§ Your assignment
Every entry that follows should be output again, word for word.

§ Records to use
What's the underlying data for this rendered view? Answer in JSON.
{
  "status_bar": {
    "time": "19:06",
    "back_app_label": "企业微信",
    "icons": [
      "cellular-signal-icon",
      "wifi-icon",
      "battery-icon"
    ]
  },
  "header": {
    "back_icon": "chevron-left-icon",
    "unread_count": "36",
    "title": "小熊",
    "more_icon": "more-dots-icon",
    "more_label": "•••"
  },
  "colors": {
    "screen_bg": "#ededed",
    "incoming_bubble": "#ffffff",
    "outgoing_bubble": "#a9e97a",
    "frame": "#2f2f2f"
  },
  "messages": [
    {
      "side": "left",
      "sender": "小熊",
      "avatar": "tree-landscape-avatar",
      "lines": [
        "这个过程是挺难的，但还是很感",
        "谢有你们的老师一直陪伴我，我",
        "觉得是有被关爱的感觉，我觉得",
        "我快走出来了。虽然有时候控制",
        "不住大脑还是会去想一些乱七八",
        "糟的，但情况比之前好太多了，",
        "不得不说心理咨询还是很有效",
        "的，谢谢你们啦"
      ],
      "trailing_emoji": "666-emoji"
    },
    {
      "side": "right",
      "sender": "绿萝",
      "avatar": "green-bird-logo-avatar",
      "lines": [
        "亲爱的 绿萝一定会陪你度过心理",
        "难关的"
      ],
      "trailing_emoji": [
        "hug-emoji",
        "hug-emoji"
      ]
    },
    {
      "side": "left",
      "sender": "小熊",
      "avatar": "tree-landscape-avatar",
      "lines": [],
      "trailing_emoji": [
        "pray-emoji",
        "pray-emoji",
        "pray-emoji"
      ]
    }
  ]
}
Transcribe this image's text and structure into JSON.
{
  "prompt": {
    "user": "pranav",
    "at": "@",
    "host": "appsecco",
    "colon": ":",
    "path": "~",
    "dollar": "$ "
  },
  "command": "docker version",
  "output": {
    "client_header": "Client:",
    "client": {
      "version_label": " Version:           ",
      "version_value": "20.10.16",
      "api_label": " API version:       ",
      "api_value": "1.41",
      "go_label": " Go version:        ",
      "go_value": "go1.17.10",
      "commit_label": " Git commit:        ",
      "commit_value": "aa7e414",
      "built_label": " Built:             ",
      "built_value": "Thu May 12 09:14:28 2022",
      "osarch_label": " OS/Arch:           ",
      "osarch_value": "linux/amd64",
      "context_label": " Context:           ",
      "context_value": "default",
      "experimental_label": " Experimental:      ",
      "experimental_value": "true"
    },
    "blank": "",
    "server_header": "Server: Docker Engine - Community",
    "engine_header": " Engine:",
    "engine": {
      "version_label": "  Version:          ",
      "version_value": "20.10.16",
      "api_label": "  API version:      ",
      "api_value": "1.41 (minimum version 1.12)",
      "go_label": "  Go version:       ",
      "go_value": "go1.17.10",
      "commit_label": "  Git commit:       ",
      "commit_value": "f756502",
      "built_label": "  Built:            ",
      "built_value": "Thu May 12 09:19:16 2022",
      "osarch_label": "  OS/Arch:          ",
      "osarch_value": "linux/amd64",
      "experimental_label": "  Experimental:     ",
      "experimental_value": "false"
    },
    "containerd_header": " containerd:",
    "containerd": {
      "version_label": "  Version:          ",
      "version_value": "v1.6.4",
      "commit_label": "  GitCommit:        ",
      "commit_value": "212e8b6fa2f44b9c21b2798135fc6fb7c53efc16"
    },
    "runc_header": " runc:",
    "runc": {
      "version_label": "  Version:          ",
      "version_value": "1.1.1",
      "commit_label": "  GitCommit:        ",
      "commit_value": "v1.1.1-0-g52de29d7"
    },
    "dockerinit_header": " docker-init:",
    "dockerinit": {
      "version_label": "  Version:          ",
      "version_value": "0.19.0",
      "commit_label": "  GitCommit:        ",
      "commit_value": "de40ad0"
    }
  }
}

§ Exercise solution
What's the underlying data for this rendered view? Answer in JSON.
{
  "status_bar": {
    "time": "19:06",
    "back_app_label": "企业微信",
    "icons": [
      "cellular-signal-icon",
      "wifi-icon",
      "battery-icon"
    ]
  },
  "header": {
    "back_icon": "chevron-left-icon",
    "unread_count": "36",
    "title": "小熊",
    "more_icon": "more-dots-icon",
    "more_label": "•••"
  },
  "colors": {
    "screen_bg": "#ededed",
    "incoming_bubble": "#ffffff",
    "outgoing_bubble": "#a9e97a",
    "frame": "#2f2f2f"
  },
  "messages": [
    {
      "side": "left",
      "sender": "小熊",
      "avatar": "tree-landscape-avatar",
      "lines": [
        "这个过程是挺难的，但还是很感",
        "谢有你们的老师一直陪伴我，我",
        "觉得是有被关爱的感觉，我觉得",
        "我快走出来了。虽然有时候控制",
        "不住大脑还是会去想一些乱七八",
        "糟的，但情况比之前好太多了，",
        "不得不说心理咨询还是很有效",
        "的，谢谢你们啦"
      ],
      "trailing_emoji": "666-emoji"
    },
    {
      "side": "right",
      "sender": "绿萝",
      "avatar": "green-bird-logo-avatar",
      "lines": [
        "亲爱的 绿萝一定会陪你度过心理",
        "难关的"
      ],
      "trailing_emoji": [
        "hug-emoji",
        "hug-emoji"
      ]
    },
    {
      "side": "left",
      "sender": "小熊",
      "avatar": "tree-landscape-avatar",
      "lines": [],
      "trailing_emoji": [
        "pray-emoji",
        "pray-emoji",
        "pray-emoji"
      ]
    }
  ]
}
Transcribe this image's text and structure into JSON.
{
  "prompt": {
    "user": "pranav",
    "at": "@",
    "host": "appsecco",
    "colon": ":",
    "path": "~",
    "dollar": "$ "
  },
  "command": "docker version",
  "output": {
    "client_header": "Client:",
    "client": {
      "version_label": " Version:           ",
      "version_value": "20.10.16",
      "api_label": " API version:       ",
      "api_value": "1.41",
      "go_label": " Go version:        ",
      "go_value": "go1.17.10",
      "commit_label": " Git commit:        ",
      "commit_value": "aa7e414",
      "built_label": " Built:             ",
      "built_value": "Thu May 12 09:14:28 2022",
      "osarch_label": " OS/Arch:           ",
      "osarch_value": "linux/amd64",
      "context_label": " Context:           ",
      "context_value": "default",
      "experimental_label": " Experimental:      ",
      "experimental_value": "true"
    },
    "blank": "",
    "server_header": "Server: Docker Engine - Community",
    "engine_header": " Engine:",
    "engine": {
      "version_label": "  Version:          ",
      "version_value": "20.10.16",
      "api_label": "  API version:      ",
      "api_value": "1.41 (minimum version 1.12)",
      "go_label": "  Go version:       ",
      "go_value": "go1.17.10",
      "commit_label": "  Git commit:       ",
      "commit_value": "f756502",
      "built_label": "  Built:            ",
      "built_value": "Thu May 12 09:19:16 2022",
      "osarch_label": "  OS/Arch:          ",
      "osarch_value": "linux/amd64",
      "experimental_label": "  Experimental:     ",
      "experimental_value": "false"
    },
    "containerd_header": " containerd:",
    "containerd": {
      "version_label": "  Version:          ",
      "version_value": "v1.6.4",
      "commit_label": "  GitCommit:        ",
      "commit_value": "212e8b6fa2f44b9c21b2798135fc6fb7c53efc16"
    },
    "runc_header": " runc:",
    "runc": {
      "version_label": "  Version:          ",
      "version_value": "1.1.1",
      "commit_label": "  GitCommit:        ",
      "commit_value": "v1.1.1-0-g52de29d7"
    },
    "dockerinit_header": " docker-init:",
    "dockerinit": {
      "version_label": "  Version:          ",
      "version_value": "0.19.0",
      "commit_label": "  GitCommit:        ",
      "commit_value": "de40ad0"
    }
  }
}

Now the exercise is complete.